▶ [REQUIRED ACTION]: The word "JSON" marks the lines to keep; find each one in the data and copy it.

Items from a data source

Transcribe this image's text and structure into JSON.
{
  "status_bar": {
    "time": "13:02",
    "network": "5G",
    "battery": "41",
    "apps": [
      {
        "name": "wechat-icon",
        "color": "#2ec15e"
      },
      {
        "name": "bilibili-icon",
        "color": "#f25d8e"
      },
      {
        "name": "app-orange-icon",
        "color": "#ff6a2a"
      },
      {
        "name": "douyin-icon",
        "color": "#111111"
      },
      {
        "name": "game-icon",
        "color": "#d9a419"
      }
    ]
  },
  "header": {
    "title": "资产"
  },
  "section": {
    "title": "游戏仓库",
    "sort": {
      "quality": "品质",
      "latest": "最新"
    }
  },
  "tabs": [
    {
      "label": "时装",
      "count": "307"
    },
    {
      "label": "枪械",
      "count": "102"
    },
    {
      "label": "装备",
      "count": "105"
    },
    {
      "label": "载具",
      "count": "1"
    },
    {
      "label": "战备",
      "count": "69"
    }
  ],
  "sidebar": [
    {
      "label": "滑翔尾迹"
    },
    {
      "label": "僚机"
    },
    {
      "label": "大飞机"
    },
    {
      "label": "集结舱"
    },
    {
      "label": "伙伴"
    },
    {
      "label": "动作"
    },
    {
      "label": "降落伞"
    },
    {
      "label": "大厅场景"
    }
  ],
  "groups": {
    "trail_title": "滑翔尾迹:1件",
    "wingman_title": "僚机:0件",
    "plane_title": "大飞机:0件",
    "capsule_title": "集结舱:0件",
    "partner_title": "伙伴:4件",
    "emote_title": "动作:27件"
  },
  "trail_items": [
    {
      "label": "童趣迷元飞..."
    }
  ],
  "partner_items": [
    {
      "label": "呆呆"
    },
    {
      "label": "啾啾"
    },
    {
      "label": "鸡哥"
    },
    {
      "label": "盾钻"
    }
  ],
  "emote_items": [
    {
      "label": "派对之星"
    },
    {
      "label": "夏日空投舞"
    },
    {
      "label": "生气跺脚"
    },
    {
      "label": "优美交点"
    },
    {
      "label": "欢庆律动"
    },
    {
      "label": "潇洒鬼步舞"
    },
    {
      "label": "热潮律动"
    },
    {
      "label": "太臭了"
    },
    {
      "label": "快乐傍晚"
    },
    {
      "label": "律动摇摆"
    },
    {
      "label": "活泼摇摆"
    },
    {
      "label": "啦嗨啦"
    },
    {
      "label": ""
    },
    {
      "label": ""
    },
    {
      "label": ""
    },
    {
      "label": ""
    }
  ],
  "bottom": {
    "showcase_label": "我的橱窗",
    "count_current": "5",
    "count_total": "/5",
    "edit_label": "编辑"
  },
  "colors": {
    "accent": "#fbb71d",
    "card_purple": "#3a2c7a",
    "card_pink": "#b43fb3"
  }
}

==

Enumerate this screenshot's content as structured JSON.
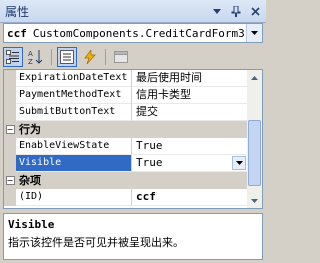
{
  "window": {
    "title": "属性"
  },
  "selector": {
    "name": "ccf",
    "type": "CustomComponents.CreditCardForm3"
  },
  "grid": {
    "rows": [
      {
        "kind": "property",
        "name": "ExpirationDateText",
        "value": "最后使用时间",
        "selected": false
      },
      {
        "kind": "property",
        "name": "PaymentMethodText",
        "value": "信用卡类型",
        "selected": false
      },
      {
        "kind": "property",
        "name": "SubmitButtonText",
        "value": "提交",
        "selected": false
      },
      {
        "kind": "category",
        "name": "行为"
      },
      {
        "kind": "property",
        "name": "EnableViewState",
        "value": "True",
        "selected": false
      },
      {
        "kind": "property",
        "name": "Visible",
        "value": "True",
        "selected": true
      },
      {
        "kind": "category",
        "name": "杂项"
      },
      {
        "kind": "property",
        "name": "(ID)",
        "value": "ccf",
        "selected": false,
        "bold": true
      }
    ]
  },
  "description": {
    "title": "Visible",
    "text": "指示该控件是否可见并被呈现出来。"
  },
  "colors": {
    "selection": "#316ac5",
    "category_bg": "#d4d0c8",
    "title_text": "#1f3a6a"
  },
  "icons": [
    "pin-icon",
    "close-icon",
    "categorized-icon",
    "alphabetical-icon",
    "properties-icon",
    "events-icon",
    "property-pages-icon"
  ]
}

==

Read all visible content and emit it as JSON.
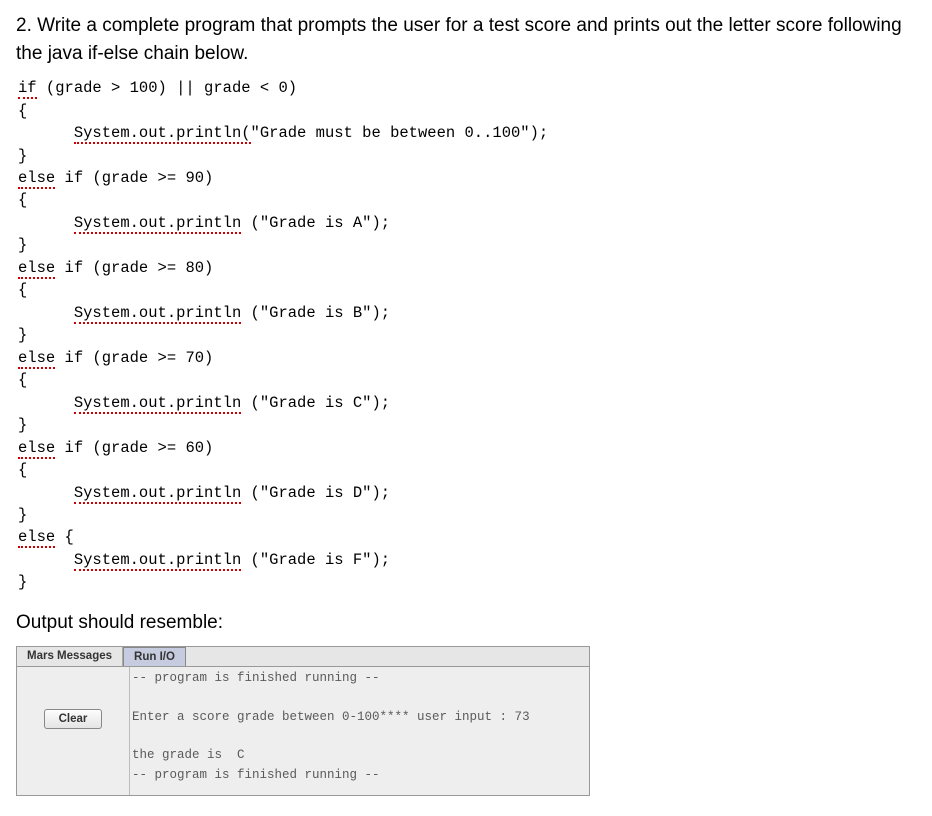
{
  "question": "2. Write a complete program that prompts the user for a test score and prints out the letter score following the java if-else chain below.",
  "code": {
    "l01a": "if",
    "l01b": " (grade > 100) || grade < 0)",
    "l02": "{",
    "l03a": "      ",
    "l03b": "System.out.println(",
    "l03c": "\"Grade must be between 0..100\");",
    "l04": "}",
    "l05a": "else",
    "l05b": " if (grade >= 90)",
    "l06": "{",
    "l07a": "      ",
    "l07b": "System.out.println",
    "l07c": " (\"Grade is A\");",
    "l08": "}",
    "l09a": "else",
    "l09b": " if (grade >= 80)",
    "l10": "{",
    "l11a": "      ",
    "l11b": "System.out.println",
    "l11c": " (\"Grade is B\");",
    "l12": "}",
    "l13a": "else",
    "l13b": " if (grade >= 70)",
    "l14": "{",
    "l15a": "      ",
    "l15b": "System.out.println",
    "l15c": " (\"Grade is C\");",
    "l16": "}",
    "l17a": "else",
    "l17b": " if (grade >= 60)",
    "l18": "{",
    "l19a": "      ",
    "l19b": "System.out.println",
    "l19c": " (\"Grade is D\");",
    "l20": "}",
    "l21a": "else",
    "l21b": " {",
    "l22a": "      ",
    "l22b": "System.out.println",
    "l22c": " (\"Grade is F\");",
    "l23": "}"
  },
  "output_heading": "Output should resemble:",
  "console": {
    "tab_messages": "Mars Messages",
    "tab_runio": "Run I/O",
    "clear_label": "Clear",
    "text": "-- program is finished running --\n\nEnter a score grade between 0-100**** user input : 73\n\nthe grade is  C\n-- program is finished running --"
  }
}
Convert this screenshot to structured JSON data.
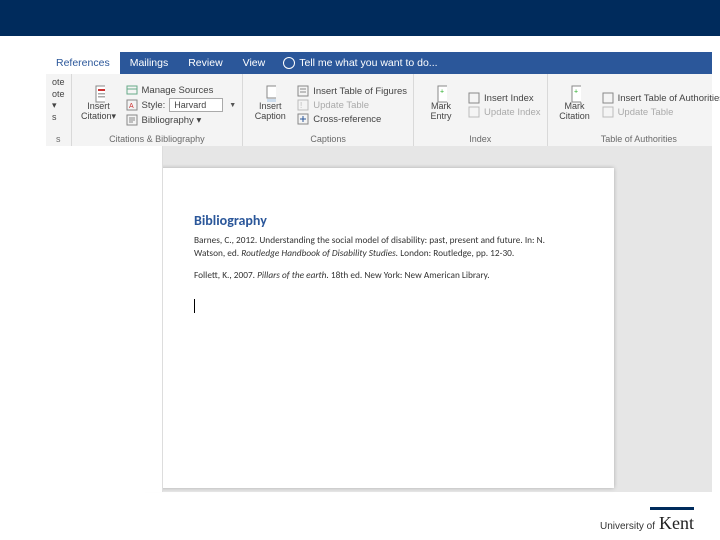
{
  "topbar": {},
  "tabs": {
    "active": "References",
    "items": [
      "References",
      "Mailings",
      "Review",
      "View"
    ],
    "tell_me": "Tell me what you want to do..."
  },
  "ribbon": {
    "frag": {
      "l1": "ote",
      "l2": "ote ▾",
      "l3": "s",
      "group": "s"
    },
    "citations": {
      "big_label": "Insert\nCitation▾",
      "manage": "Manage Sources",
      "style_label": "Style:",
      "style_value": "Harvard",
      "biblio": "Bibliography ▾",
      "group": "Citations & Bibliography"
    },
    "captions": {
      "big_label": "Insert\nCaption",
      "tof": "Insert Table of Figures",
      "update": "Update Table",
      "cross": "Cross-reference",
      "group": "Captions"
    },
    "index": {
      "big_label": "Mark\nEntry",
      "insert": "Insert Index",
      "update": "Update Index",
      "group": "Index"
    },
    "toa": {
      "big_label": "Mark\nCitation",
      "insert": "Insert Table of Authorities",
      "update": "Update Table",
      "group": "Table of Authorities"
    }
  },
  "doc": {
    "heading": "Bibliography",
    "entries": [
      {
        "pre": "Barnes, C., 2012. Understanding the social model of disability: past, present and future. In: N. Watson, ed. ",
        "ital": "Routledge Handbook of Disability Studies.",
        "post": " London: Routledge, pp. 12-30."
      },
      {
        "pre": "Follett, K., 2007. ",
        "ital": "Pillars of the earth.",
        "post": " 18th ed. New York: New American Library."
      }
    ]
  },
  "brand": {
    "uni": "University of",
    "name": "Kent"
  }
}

▶ [EXERCISE OUTPUT]:
Transcribe this image's text and structure into JSON.
Enumerate this screenshot's content as structured JSON.
Read all visible content and emit it as JSON.
Convert this screenshot to structured JSON data.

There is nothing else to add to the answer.